** TO DO **
Copy every line below where the string "Conviction" is found.

___ AVAILABLE DATA ___

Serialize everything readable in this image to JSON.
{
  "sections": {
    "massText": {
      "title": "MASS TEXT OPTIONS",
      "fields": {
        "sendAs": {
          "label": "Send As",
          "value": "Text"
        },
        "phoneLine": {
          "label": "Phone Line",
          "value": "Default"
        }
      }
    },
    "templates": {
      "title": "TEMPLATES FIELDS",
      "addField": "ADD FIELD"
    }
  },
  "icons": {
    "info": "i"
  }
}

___
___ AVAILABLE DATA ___

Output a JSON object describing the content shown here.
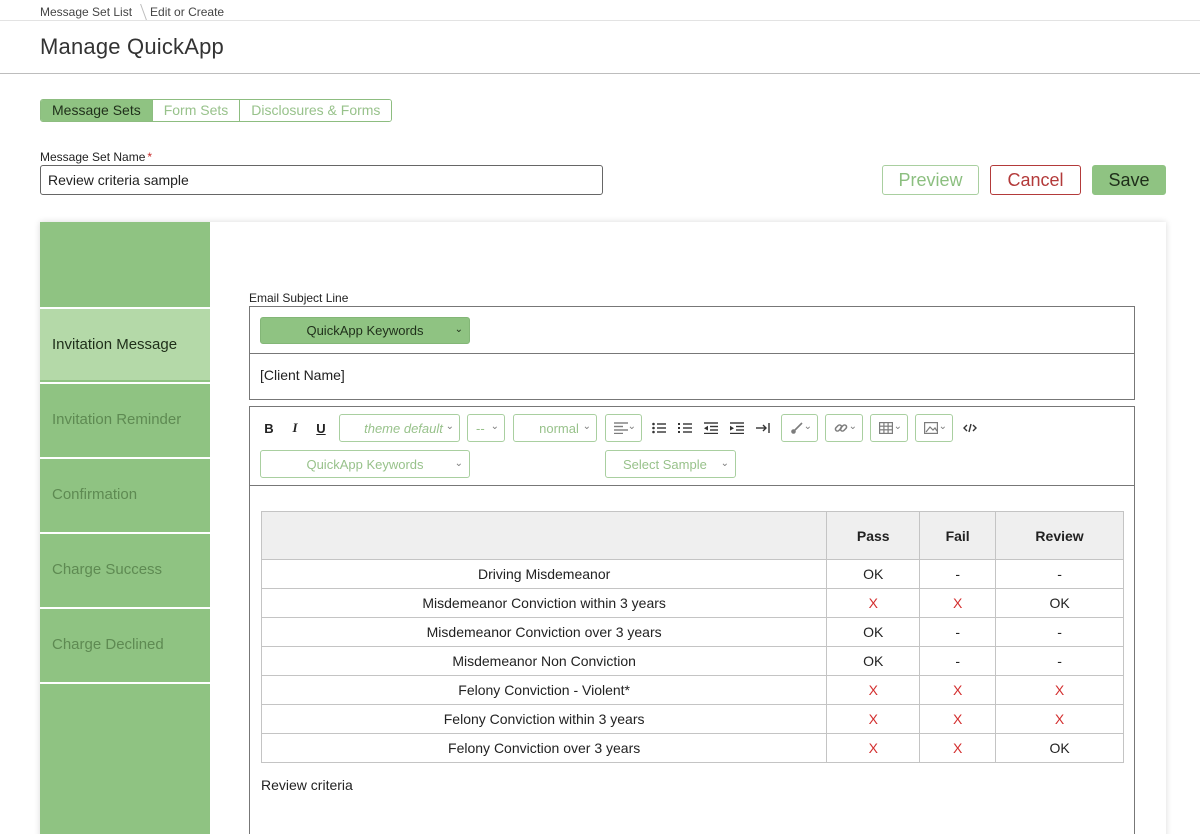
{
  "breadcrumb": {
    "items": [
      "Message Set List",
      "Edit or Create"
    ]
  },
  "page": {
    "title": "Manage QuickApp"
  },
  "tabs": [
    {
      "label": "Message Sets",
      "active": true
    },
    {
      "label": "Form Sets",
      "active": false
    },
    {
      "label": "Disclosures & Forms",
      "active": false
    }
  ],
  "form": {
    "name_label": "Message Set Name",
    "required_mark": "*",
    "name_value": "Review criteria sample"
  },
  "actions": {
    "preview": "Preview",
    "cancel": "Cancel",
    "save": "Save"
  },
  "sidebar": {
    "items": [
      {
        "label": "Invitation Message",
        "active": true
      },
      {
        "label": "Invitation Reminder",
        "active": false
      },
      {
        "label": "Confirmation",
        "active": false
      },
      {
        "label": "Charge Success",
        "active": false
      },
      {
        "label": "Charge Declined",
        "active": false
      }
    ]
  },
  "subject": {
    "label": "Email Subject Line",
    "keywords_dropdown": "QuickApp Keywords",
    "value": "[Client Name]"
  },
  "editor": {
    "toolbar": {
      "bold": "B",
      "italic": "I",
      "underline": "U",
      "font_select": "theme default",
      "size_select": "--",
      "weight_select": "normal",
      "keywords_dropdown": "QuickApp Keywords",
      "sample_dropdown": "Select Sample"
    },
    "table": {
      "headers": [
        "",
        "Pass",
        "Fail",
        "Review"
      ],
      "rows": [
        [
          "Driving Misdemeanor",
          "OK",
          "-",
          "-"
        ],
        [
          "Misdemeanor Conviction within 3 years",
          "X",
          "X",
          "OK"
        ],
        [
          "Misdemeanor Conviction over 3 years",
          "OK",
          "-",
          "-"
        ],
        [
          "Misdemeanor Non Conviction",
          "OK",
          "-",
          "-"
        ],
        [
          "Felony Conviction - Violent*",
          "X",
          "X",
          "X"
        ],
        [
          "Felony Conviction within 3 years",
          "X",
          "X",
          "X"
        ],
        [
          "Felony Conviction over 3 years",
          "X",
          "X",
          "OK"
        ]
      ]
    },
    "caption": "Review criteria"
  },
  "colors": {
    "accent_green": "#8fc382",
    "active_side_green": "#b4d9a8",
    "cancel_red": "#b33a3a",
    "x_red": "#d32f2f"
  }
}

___

** EXERCISE RESULT **
          "Misdemeanor Conviction within 3 years",
          "Misdemeanor Conviction over 3 years",
          "Misdemeanor Non Conviction",
          "Felony Conviction - Violent*",
          "Felony Conviction within 3 years",
          "Felony Conviction over 3 years",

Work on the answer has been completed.